"On Earth, hydrogenotrophic methanogens - i.e. hydrogen-consuming, methane-producing protozoa - were among the very first forms of life," explain Boris Sauterey from the University of Arizona and his colleagues. While these bacteria were mainly active in the oceans on Earth, the porous crust on Mars offered them an ideal habitat. "There they were protected from ultraviolet and cosmic radiation," say the scientists, "and the water there provided them with the hydrogen for their metabolism."
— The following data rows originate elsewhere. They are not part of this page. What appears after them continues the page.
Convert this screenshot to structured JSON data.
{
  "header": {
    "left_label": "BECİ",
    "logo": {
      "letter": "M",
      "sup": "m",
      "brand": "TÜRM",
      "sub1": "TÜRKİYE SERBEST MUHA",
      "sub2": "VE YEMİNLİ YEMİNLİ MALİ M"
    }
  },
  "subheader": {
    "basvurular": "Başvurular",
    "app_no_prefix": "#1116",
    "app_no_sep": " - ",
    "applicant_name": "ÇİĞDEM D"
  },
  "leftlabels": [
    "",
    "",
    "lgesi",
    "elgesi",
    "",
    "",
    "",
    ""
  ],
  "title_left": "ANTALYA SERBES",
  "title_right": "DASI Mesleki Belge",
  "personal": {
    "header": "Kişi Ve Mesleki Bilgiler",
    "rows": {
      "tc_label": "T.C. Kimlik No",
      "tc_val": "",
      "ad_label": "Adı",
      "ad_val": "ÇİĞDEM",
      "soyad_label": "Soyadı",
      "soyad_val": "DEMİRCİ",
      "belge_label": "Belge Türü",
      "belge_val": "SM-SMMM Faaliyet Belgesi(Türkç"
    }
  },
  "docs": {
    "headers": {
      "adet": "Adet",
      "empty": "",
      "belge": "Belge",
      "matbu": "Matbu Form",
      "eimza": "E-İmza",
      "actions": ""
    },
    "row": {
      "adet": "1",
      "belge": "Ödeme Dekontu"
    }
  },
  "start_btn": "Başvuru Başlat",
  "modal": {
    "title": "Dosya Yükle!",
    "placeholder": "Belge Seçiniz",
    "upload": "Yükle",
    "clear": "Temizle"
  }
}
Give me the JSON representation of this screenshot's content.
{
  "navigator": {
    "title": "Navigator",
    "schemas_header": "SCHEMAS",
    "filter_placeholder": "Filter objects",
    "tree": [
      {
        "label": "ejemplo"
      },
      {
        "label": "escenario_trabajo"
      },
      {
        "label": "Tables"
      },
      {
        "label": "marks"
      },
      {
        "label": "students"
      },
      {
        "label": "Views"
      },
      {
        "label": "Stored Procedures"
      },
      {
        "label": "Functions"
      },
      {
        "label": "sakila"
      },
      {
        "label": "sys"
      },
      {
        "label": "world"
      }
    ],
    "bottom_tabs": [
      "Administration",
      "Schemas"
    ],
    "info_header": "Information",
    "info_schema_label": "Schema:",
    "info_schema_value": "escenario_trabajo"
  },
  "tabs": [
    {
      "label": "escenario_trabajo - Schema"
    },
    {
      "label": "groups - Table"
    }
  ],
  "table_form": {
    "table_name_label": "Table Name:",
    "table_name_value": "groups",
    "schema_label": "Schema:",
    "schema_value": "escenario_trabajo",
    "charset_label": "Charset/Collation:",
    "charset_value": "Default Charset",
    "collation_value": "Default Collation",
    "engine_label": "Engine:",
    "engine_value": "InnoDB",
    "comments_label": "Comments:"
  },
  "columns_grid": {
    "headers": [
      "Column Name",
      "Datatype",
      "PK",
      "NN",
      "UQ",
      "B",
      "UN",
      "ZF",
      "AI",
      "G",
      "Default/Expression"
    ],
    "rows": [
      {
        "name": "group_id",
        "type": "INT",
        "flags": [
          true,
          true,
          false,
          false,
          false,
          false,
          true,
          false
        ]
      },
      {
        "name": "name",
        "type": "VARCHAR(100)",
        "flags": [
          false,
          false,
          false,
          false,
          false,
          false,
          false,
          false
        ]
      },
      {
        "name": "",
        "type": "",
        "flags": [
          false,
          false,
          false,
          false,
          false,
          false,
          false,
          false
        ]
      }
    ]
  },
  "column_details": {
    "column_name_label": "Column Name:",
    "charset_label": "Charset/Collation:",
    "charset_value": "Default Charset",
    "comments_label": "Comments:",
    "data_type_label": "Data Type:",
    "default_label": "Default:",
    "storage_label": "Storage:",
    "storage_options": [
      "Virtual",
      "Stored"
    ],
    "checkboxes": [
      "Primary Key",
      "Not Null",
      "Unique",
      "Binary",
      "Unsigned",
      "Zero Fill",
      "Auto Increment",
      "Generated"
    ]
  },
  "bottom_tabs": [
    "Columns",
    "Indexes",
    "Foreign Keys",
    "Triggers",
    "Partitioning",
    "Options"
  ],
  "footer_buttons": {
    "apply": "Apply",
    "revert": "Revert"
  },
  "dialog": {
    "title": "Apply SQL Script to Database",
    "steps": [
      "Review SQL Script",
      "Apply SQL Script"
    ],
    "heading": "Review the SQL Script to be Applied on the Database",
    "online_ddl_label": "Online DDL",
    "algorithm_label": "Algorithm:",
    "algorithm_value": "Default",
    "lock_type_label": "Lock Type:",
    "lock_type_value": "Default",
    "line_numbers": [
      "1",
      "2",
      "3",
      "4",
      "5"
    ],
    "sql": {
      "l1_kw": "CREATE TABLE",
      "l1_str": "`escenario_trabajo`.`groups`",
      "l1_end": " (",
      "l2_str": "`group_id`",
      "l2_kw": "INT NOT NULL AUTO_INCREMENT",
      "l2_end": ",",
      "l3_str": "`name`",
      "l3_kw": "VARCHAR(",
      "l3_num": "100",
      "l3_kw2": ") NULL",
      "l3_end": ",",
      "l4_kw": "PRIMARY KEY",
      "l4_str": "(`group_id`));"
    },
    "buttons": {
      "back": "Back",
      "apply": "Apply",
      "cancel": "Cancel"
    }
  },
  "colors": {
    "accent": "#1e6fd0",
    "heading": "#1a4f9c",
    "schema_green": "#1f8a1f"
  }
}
The model developed by Sauterey and his colleagues shows that the methanogens on Mars could have produced a biomass similar to that of their counterparts in the Earth's oceans. However, with very different consequences. While the methane produced by the bacteria as a climate gas stabilized the temperature of the atmosphere on Earth, it led to a cooling of 33 to 45 degrees on Mars. As a result, the microorganisms on the red planet could not spread on the surface, but had to migrate down into ever deeper layers of rock.
The different reactions of the planetary climate to the methanogenic bacteria may appear paradoxical at first, but can be explained by the different composition of the atmospheres of the two young planets, the researchers explain. "In a carbon dioxide-dominated atmosphere like on Mars, hydrogen produces a stronger greenhouse effect than methane," say Sauterey and his colleagues. The decomposition of hydrogen and the production of methane therefore lead to cooling.
However, even then nitrogen was dominant in the Earth's atmosphere. The effect is exactly the opposite. The researchers emphasize that this difference shows how important climatic feedbacks are for the development of life on a planet - and that they can work in both directions. "Feedbacks between life and the environment can threaten habitability on a planetary scale," say the scientists.
The cooling effect may have been even stronger on Mars because the model does not account for the effects of possible surface icing. This requires improved climatic models for the red planet, according to Sauterey and his colleagues. However, the researchers also provide indications of where traces of the early methanogenic bacteria are most likely to be found on Mars at not too great a depth in the soil: in the Hellas and Isidis lowlands and in the Jezero crater. Because these regions have probably cooled less and remained free of ice on the surface.